The latest 188.8.131.52 builds of Fiddler include a new engine for certificate generation, based on the Windows CertEnroll APIs instead of the legacy MakeCert.exe engine. The primary benefit of the CertEnroll engine is it generates certificates that contain the SubjectKeyIdentifier and AuthorityKeyIdentifier extensions required for use with iOS clients. While you can still use the CertMaker add-on, it’s no longer required on Windows 7 and later.
You can configure Fiddler to use the CertEnroll engine when running on Windows 7+ by clicking on the Fiddler.DefaultCertificateProvider link inside the Tools > Fiddler Options > HTTPS tab:
In the dialog that appears, you can switch from the old MakeCert.exe engine to the CertEnroll engine:
After you restart Fiddler, you should find that Fiddler is now generating certificates using the new engine. If you encounter any problems, clear out any old certificates from Fiddler using the following procedure:
CertEnroll-generated certificates should work properly for iOS (after configuration) apps and Safari and nearly all other clients.
One known exception is Chrome for iOS which will show certificate errors no matter which certificate generator you use. That's because Chrome ignores iOS’s trusted certificate store; they use their own certificate validation logic for security purposes. If the site isn’t protected using HSTS or Certificate Pinning, you can generally “click through” Chrome’s certificate error warnings and capture its traffic.

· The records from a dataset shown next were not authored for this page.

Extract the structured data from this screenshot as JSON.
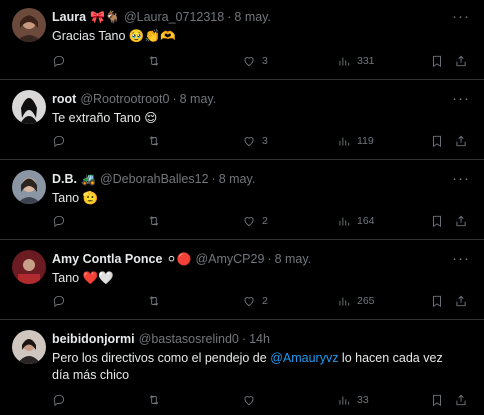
{
  "tweets": [
    {
      "name": "Laura",
      "name_emoji": "🎀🐐",
      "handle": "@Laura_0712318",
      "date": "8 may.",
      "text": "Gracias Tano 🥹👏🫶",
      "replies": "",
      "retweets": "",
      "likes": "3",
      "views": "331",
      "avatar_color": "#7a4a3a"
    },
    {
      "name": "root",
      "name_emoji": "",
      "handle": "@Rootrootroot0",
      "date": "8 may.",
      "text": "Te extraño Tano 😌",
      "replies": "",
      "retweets": "",
      "likes": "3",
      "views": "119",
      "avatar_color": "#2a2a2a"
    },
    {
      "name": "D.B.",
      "name_emoji": "🚜",
      "handle": "@DeborahBalles12",
      "date": "8 may.",
      "text": "Tano 🫡",
      "replies": "",
      "retweets": "",
      "likes": "2",
      "views": "164",
      "avatar_color": "#5a6470"
    },
    {
      "name": "Amy Contla Ponce",
      "name_emoji": "⚪🔴",
      "handle": "@AmyCP29",
      "date": "8 may.",
      "text": "Tano ❤️🤍",
      "replies": "",
      "retweets": "",
      "likes": "2",
      "views": "265",
      "avatar_color": "#8a2a30"
    },
    {
      "name": "beibidonjormi",
      "name_emoji": "",
      "handle": "@bastasosrelind0",
      "date": "14h",
      "text_before": "Pero los directivos como el pendejo de ",
      "mention": "@Amauryvz",
      "text_after": " lo hacen cada vez día más chico",
      "replies": "",
      "retweets": "",
      "likes": "",
      "views": "33",
      "avatar_color": "#4a3a36"
    }
  ],
  "icons": {
    "more": "more-horizontal-icon",
    "reply": "reply-icon",
    "retweet": "retweet-icon",
    "like": "heart-icon",
    "views": "views-chart-icon",
    "bookmark": "bookmark-icon",
    "share": "share-icon"
  },
  "colors": {
    "background": "#000000",
    "text": "#e7e9ea",
    "muted": "#71767b",
    "border": "#2f3336",
    "link": "#1d9bf0"
  }
}
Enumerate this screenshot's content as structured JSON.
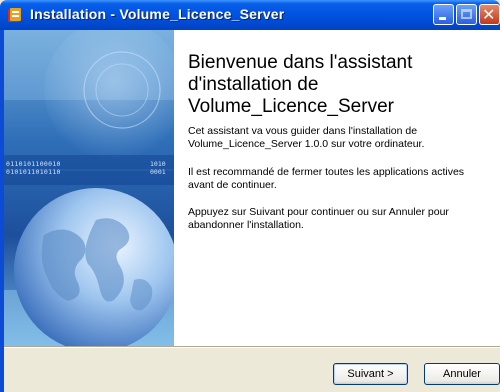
{
  "window": {
    "title": "Installation - Volume_Licence_Server"
  },
  "banner": {
    "binary_line_1": "0110101100010",
    "binary_line_2": "0101011010110",
    "binary_line_3": "1010",
    "binary_line_4": "0001"
  },
  "content": {
    "heading": "Bienvenue dans l'assistant d'installation de Volume_Licence_Server",
    "paragraph_1": "Cet assistant va vous guider dans l'installation de Volume_Licence_Server 1.0.0 sur votre ordinateur.",
    "paragraph_2": "Il est recommandé de fermer toutes les applications actives avant de continuer.",
    "paragraph_3": "Appuyez sur Suivant pour continuer ou sur Annuler pour abandonner l'installation."
  },
  "footer": {
    "next_label": "Suivant >",
    "cancel_label": "Annuler"
  },
  "colors": {
    "titlebar": "#0054e3",
    "banner_dark": "#0a3a8a",
    "banner_light": "#8fc3ee",
    "dialog_face": "#ece9d8"
  }
}
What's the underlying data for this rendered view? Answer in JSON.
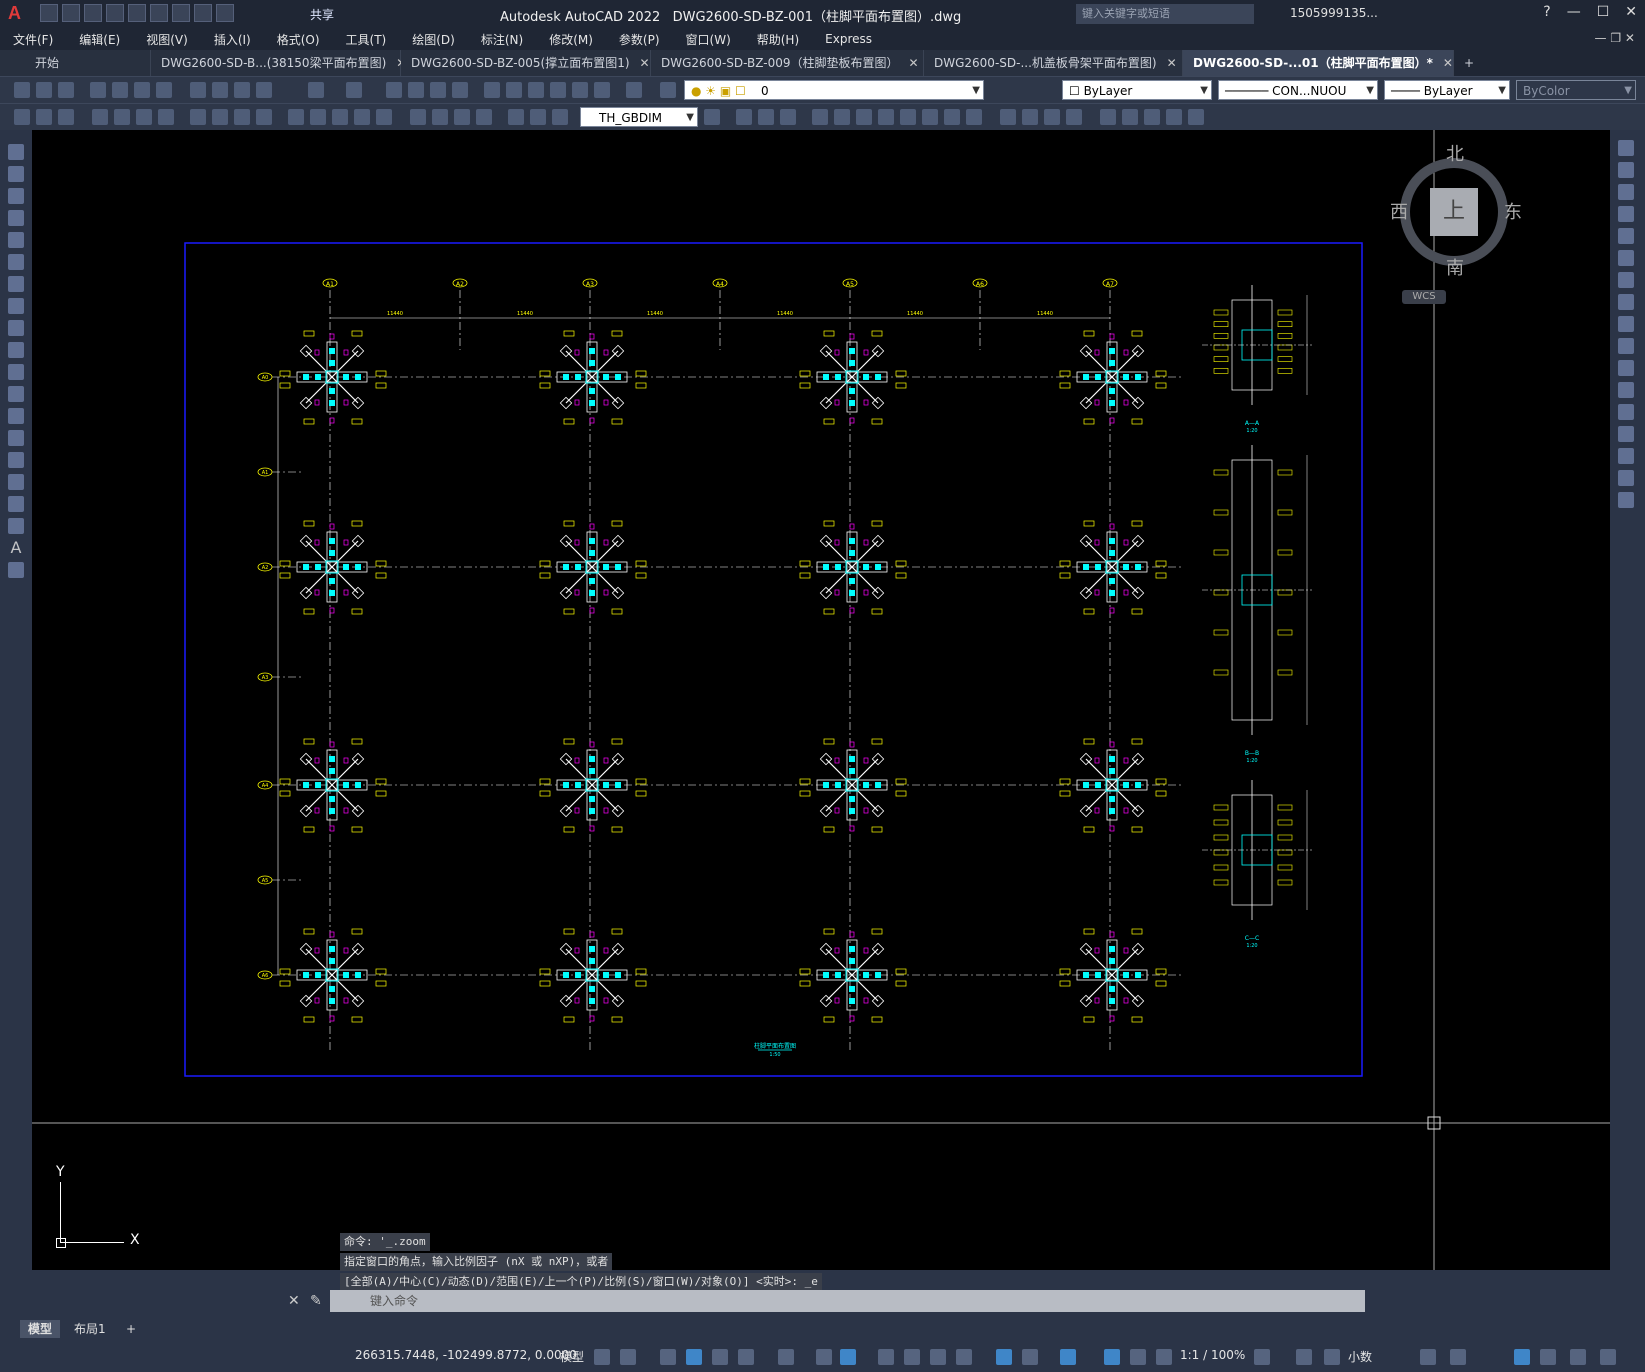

If you're attempting to use Fiddler to debug your own website and you have access to the server’s original HTTPS Certificate and private key, you can configure Fiddler to use this certificate and private key instead of generating its own.
To do so, click Rules > Customize Rules, scroll to the Main function and add the following line:
CertMaker.StoreCert("example.com", "C:\\temp\\cert.pfx", "TopSecretPassword");
Save the script and Fiddler will begin using the certificate you specified when decrypting traffic to the hostname you provided. Note that wildcarding is not supported, so you'll need to make multiple calls if your certificate supports multiple hostnames (e.g. both example.com and www.example.com).
The .pfx file contains both the certificate and private key, the latter is typically protected by a password which you must supply in your script.
If your certificate is instead located in the Windows Certificate store (see certmgr.msc), you can load it into an X509Certificate2 object and use it like so:
Eric Lawrence (@ericlaw) has built websites and web client software since the mid-1990s. After over a decade of working on the web for Microsoft, Eric joined Telerik in October 2012 to enhance the Fiddler Web Debugger on a full-time basis. With his recent move to Austin, Texas, Eric has now lived in the American South, North, West, and East.